§ Records provided

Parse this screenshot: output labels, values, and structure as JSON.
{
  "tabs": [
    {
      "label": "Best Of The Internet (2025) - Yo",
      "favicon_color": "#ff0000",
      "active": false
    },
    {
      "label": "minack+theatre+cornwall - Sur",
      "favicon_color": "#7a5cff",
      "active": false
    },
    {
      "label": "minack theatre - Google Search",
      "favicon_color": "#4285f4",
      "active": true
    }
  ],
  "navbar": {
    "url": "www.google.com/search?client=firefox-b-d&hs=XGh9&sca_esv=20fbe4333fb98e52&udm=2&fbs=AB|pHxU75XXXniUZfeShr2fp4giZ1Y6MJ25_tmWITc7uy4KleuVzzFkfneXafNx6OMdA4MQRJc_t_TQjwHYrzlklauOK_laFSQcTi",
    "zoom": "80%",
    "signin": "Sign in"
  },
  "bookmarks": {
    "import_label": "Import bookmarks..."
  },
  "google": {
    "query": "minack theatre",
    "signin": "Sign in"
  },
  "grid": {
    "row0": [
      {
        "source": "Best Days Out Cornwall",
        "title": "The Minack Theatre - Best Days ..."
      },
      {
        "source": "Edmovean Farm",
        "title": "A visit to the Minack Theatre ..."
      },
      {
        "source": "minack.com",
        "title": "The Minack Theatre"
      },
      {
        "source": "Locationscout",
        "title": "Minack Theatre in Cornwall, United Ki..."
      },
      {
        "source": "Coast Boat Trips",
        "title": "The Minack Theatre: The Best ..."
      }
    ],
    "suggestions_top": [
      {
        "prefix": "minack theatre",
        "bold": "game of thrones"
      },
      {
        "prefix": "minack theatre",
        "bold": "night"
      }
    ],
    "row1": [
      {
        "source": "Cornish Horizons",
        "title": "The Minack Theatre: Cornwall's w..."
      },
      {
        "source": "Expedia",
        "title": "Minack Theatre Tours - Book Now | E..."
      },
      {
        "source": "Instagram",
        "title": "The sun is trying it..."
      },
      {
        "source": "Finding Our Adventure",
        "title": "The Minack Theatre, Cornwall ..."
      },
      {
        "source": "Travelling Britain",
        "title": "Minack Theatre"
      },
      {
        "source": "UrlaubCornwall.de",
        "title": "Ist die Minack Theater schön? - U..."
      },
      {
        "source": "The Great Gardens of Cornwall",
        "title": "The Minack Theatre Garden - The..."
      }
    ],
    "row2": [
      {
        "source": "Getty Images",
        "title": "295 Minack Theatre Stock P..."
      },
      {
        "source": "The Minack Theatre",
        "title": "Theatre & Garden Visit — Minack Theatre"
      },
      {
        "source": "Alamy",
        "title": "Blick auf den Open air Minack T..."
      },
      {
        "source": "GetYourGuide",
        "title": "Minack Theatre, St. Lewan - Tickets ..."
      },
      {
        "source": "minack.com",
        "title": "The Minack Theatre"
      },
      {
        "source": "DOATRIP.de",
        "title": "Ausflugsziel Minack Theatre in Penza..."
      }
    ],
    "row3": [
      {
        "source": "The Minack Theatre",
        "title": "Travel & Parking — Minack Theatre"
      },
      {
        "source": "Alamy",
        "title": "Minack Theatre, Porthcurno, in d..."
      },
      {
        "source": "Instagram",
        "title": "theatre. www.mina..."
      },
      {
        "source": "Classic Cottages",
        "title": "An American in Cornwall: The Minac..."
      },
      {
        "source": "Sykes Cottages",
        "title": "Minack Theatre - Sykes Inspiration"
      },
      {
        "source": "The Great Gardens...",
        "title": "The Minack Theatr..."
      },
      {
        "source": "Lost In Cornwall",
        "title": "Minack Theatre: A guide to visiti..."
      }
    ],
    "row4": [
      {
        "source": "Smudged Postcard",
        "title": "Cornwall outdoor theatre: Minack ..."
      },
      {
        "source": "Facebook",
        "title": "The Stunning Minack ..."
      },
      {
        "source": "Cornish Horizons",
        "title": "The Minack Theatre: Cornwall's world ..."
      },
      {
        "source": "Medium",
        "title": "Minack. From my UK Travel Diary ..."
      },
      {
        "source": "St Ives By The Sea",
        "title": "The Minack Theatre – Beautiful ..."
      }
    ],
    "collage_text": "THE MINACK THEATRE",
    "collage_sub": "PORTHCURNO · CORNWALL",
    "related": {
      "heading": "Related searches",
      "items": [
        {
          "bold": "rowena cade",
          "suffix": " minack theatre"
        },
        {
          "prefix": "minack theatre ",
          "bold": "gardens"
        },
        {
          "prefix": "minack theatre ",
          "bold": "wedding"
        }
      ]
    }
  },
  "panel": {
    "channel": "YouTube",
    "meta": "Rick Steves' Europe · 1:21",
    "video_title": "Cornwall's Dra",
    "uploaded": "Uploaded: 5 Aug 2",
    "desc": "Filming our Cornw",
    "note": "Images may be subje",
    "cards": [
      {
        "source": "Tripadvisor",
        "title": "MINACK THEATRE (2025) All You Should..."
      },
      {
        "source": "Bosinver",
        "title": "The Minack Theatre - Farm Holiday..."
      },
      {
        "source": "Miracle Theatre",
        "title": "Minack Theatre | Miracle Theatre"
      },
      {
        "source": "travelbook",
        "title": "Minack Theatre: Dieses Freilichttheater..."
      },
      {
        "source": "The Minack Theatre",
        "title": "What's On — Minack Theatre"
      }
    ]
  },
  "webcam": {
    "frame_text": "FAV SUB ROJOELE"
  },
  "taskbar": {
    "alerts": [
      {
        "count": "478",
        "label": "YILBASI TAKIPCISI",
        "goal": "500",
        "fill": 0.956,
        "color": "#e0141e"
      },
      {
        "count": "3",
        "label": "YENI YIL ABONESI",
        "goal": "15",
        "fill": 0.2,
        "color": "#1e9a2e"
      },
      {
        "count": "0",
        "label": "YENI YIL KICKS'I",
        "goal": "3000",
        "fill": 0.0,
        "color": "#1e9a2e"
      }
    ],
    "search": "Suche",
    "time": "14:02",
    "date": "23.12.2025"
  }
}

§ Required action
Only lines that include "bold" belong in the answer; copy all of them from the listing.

§ Answer to this task
        "bold": "game of thrones"
        "bold": "night"
          "bold": "rowena cade",
          "bold": "gardens"
          "bold": "wedding"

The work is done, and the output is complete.